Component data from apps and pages
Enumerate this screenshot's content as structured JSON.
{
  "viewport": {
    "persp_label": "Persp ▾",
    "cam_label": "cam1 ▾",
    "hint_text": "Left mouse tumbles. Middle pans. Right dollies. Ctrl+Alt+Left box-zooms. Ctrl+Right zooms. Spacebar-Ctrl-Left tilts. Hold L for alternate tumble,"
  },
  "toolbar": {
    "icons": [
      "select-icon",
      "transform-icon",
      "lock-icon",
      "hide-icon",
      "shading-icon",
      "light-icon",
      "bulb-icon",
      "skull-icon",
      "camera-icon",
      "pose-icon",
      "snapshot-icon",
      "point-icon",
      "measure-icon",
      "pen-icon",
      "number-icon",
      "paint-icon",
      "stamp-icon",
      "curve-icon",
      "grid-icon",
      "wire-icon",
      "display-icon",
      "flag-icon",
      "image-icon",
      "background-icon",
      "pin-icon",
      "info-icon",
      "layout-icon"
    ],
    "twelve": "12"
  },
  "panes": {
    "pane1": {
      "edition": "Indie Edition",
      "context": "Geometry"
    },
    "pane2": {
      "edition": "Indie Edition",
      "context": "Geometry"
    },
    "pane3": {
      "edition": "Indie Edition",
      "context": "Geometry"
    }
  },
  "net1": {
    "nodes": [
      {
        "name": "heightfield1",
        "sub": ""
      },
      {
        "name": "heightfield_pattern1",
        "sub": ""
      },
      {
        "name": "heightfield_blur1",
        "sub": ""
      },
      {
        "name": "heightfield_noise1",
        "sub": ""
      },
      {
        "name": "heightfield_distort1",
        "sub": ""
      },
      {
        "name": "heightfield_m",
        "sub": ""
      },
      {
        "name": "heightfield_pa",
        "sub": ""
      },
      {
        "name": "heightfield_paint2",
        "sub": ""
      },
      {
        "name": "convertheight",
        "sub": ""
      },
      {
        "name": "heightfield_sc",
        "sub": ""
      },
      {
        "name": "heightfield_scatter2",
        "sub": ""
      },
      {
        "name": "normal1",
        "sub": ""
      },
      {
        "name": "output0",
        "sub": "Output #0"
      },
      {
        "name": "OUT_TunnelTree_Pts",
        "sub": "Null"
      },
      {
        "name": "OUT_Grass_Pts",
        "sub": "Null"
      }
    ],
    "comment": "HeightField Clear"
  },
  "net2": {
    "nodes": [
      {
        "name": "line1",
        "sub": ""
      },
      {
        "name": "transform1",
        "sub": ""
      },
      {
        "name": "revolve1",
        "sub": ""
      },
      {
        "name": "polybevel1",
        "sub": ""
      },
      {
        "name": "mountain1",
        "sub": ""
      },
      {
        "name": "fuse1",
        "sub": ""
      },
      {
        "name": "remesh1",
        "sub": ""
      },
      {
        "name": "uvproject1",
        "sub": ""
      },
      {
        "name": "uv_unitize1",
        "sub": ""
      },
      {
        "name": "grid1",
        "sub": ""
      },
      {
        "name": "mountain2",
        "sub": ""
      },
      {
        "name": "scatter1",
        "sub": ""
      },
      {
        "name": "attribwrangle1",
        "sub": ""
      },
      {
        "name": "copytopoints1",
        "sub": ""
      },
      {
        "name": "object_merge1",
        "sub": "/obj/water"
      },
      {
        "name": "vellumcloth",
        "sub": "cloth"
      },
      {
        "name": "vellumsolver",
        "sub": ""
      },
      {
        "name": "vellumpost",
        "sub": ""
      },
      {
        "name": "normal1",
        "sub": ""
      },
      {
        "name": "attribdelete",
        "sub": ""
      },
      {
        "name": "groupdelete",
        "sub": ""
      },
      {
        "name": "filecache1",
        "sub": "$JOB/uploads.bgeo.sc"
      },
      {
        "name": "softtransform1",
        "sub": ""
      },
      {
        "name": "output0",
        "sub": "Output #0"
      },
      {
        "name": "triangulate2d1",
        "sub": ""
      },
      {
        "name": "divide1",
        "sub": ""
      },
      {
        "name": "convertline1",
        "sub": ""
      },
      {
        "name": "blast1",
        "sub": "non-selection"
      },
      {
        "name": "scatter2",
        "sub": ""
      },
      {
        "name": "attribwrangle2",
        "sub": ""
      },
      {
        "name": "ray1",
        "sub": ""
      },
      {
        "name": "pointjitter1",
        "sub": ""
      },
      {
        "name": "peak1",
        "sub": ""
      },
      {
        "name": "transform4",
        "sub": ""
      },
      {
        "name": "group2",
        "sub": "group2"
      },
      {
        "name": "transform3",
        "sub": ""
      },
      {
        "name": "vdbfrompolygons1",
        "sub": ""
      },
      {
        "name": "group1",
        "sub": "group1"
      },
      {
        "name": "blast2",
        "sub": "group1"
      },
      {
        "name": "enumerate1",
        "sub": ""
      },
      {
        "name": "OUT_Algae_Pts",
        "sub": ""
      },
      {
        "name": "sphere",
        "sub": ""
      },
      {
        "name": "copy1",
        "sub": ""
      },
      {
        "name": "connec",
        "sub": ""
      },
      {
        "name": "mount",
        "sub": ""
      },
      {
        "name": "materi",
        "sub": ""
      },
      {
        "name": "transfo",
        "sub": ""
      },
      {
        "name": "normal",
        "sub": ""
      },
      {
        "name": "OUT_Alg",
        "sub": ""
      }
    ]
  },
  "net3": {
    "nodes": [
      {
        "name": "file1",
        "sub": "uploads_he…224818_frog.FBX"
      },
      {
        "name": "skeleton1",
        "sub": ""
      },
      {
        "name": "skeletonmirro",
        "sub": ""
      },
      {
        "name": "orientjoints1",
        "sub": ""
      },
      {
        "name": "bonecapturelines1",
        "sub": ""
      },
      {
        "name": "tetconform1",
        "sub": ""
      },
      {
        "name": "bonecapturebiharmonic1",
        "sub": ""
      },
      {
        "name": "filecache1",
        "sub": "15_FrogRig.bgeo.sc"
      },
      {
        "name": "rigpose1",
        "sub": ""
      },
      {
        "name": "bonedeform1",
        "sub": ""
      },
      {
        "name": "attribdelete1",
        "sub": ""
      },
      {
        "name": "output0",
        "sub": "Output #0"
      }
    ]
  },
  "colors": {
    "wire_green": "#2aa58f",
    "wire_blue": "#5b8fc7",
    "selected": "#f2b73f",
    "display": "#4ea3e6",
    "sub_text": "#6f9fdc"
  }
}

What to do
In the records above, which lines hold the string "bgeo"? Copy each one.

Answer space
        "sub": "$JOB/uploads.bgeo.sc"
        "sub": "15_FrogRig.bgeo.sc"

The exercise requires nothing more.